Happiness writes white, it’s said: so too, one would think, does Antarctica. How is it possible to describe an environment which tolerates almost no life, which is derived from a single substance, and which is for the most part a single colour? Early explorers were simultaneously horrified and enthralled by the continent’s awesome singularity. Scott wrote of its ‘silent, wind-swept immensity’; Shackleton’s surgeon, Alexander Macklin, of its ‘same unbroken whiteness’.
Given Antarctica’s unsurpassed simplicity as a landform, one might expect writers to have shied away from it. And yet this fearsomely meaningless place has, especially in the 20th century, generated an enormous literature. For nearly 200 years, explorers, scientists and first-rank writers as various as Henry Thoreau and Thomas Pynchon have been attempting to come to terms with Antarctica through language.
Stephen Pyne’s magnificent book, The Ice, must be numbered among the finest of these attempts. First published quietly by a US academic press in 1986, it has now, thankfully, been reissued by Weidenfeld, and comes bearing the imprimatur of Simon Schama, who calls it ‘one of the very greatest things ever written on the cultural history of the earth’.
It is a hard book to classify, but perhaps the best label would be a science-opera. Pyne divides the continent up into five ‘terranes’: the five concentric regions – the Pack, the Shelf, the Glacier, the Sheet, the Source – which together make up the Ice. Consecrating a chapter to each terrane, his book moves poetically and inexorably inwards, towards the Pole itself, the very heart of whiteness – ‘the unblinking emptiness that commands its center.’ In between his chapters on the terranes, Pyne writes with breathtaking versatility and range of knowledge about the other aspects of Antarctica: its science, its exploration, the art and literature it has inspired, and its geopolitics.
Each section is written in a unique hybrid of science, history, nature writing and meditation.

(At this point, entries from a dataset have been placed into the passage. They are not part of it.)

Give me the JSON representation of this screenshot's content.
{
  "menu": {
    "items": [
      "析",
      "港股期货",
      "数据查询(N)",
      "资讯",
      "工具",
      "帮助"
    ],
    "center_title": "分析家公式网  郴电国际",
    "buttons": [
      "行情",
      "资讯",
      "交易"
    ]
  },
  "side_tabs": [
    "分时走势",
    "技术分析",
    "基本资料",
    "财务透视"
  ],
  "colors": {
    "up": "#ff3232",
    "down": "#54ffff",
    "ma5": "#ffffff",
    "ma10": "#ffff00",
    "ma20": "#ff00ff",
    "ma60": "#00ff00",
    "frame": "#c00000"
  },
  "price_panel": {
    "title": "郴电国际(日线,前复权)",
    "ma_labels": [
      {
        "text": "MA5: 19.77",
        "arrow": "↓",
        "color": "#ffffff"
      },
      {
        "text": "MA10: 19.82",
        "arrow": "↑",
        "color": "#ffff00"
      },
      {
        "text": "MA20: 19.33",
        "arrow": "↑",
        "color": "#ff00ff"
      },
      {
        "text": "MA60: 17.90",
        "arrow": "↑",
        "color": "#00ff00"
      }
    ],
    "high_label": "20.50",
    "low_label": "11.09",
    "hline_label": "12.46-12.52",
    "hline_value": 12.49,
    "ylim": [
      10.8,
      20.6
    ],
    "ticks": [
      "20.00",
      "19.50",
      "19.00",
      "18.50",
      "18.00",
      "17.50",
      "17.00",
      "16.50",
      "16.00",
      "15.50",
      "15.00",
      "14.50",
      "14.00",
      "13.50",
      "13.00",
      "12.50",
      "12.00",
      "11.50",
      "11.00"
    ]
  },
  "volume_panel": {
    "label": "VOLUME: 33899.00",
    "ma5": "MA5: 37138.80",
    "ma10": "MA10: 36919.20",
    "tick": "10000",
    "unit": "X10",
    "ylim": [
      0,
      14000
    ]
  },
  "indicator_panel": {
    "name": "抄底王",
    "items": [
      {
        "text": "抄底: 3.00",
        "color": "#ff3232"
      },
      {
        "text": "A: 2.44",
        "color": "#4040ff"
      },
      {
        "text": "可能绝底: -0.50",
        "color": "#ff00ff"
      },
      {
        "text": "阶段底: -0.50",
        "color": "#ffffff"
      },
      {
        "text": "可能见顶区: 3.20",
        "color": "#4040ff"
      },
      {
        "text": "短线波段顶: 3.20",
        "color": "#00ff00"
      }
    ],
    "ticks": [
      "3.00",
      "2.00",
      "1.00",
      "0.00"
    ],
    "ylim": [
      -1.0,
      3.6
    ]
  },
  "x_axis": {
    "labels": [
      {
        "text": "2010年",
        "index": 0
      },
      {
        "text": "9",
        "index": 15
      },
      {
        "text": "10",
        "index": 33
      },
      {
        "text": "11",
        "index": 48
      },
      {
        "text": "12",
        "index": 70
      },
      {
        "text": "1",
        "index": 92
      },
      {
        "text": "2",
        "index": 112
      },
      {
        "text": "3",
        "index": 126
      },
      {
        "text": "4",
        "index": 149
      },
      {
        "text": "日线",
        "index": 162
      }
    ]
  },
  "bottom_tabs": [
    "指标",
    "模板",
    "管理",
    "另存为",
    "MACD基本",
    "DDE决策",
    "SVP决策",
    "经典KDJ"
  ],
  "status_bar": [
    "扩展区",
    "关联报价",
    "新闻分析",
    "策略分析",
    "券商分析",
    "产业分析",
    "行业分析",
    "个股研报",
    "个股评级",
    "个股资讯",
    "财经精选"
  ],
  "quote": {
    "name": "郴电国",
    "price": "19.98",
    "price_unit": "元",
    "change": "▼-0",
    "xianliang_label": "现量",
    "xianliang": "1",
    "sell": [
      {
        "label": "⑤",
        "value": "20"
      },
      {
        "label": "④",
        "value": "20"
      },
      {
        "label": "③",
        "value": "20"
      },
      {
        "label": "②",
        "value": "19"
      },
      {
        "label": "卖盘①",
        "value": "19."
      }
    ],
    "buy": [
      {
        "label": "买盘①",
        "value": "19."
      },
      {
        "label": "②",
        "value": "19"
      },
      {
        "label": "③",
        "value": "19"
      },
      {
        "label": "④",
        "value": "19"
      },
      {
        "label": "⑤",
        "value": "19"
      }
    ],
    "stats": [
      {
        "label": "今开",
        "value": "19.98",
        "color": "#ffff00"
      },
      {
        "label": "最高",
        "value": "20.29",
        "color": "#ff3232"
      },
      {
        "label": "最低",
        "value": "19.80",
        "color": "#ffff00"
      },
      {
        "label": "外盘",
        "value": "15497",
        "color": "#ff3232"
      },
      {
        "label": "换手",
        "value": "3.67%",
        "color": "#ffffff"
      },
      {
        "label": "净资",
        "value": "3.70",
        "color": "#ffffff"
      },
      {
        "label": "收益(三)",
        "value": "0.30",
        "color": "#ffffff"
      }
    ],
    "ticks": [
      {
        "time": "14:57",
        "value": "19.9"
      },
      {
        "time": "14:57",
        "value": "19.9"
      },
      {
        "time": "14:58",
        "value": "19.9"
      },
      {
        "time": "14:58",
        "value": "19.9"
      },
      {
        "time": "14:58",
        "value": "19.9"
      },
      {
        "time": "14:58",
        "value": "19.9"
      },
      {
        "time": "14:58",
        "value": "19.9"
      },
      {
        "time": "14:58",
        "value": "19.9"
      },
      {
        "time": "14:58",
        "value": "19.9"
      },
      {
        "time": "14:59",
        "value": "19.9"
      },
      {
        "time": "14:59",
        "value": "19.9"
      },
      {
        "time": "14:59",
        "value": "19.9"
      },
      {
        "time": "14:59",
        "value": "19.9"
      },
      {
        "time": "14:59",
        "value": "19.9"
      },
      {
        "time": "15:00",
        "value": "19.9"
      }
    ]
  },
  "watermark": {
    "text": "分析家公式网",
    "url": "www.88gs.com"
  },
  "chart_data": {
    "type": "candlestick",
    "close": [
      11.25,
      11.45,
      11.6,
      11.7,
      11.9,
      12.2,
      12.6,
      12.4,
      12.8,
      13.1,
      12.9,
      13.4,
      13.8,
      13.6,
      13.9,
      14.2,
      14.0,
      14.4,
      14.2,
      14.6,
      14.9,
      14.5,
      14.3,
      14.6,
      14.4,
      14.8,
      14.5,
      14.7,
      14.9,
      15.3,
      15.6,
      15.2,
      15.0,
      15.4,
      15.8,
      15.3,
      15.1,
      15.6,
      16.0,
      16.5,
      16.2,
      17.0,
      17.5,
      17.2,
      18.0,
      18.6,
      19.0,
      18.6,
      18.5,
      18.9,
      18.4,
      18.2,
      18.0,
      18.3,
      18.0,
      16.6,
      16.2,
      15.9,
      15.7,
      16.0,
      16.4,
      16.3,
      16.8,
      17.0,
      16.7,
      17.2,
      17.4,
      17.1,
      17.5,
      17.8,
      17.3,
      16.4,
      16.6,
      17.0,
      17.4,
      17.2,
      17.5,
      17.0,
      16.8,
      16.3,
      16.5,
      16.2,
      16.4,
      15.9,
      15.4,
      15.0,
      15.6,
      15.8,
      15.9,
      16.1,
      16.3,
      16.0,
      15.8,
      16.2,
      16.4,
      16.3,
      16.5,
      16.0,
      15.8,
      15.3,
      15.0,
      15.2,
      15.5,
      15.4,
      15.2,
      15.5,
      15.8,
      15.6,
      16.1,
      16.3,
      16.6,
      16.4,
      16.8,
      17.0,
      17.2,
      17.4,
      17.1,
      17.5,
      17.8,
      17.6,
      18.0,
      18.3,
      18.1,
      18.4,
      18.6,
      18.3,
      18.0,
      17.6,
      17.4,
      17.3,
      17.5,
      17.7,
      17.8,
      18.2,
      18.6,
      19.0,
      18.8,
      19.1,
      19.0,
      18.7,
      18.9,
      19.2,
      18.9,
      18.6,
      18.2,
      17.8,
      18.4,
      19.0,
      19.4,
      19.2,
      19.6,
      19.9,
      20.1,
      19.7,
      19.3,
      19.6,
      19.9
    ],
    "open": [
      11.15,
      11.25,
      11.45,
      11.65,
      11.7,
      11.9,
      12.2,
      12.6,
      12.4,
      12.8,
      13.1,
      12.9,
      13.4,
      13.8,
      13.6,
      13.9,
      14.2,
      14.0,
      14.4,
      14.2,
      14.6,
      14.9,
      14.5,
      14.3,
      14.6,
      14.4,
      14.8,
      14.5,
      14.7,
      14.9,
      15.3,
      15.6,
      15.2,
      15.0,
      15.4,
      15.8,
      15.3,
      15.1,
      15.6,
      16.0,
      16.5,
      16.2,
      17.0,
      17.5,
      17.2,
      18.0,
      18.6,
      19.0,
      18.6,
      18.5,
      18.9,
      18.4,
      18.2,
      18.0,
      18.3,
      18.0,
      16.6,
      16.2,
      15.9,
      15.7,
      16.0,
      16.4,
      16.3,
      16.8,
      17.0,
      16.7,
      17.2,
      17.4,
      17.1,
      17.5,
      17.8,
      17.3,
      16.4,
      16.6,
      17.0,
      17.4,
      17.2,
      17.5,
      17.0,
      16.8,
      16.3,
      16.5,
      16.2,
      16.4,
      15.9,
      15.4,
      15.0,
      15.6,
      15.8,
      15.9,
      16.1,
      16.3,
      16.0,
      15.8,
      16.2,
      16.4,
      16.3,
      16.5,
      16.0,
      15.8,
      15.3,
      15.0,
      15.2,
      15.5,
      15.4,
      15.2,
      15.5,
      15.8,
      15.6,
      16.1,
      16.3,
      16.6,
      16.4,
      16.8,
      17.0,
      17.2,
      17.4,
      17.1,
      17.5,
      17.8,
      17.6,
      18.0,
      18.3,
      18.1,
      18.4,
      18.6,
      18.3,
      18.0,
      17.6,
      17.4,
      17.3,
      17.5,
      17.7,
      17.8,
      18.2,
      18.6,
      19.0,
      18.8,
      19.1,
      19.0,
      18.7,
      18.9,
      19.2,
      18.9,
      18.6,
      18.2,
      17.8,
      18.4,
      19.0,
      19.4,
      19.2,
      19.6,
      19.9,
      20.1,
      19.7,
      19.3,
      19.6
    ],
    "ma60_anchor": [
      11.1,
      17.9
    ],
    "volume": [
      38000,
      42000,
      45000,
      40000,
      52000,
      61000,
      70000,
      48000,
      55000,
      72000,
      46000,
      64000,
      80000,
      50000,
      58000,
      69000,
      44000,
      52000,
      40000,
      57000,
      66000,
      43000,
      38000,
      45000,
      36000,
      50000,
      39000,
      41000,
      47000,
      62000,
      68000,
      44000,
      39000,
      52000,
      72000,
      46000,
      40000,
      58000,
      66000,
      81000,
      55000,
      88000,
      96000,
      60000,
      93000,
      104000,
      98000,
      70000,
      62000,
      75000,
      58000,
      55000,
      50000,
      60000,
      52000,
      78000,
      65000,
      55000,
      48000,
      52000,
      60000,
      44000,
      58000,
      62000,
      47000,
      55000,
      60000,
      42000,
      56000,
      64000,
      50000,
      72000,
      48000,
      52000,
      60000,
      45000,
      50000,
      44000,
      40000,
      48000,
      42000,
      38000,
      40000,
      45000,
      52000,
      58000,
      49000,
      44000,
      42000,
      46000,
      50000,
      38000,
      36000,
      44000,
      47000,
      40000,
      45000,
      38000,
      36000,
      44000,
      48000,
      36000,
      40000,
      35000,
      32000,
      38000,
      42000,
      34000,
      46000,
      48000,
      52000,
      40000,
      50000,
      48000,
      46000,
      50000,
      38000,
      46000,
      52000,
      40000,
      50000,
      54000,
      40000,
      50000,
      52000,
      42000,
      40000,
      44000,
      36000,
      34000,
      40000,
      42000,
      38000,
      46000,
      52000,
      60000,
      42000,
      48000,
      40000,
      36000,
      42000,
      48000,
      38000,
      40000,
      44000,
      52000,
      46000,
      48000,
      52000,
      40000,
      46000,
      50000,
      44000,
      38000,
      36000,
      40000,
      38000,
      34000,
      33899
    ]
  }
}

One of the finest achievements of this fine book is that it makes scientific language sing, turning it into something approaching incantation. Repeated individual nouns – berg’, ‘brash’, ‘frazil’ – calve away from their original scientific context and take on the power of charms. A good example of this is Pyne’s early 15-page description of how icebergs crack off the Shelf, float free, and eventually dwindle into nothingness in the warmer waters of the southern oceans. It is a lustrous, magical and elegiac piece of writing, which could stand alone as an essay or study.
The chapter on the Shelf, the second terrane, is among the best of the sections. As an epigraph, Pyne quotes the remark of the British explorer James Ross, who sighted the Shelf in the 1840s. It was ‘an obstruction of such a character’, wrote Ross, ‘that we might with equal chance of success try to sail through the Cliffs of Dover, as to penetrate such a mass’. For Pyne, the Shelf is ‘a kind of crystalline exo-skeleton which shapes, binds and protects the ice continent’. It is also the impasse which prevents organisms from proceeding further into Antarctica. ‘Biologically,’ writes Pyne, ‘the continent is a vast cold desert island, surrounded by a formidable moat of frigid surface waters.’ The chapter ends by turning to ‘the Glaciers’: the autobahns, A-roads, and alleyways of ice which feed the Shelf, and lead up onto the Sheet itself.
This is a book, one might conclude, which has about it the structure of the Ice itself: it is a massive edifice, built up out of repeating units and variations in pressure. It is also a work which comes to terms with what Scott called this ‘awful place’, without once diminishing its stature or compromising its inhumanity.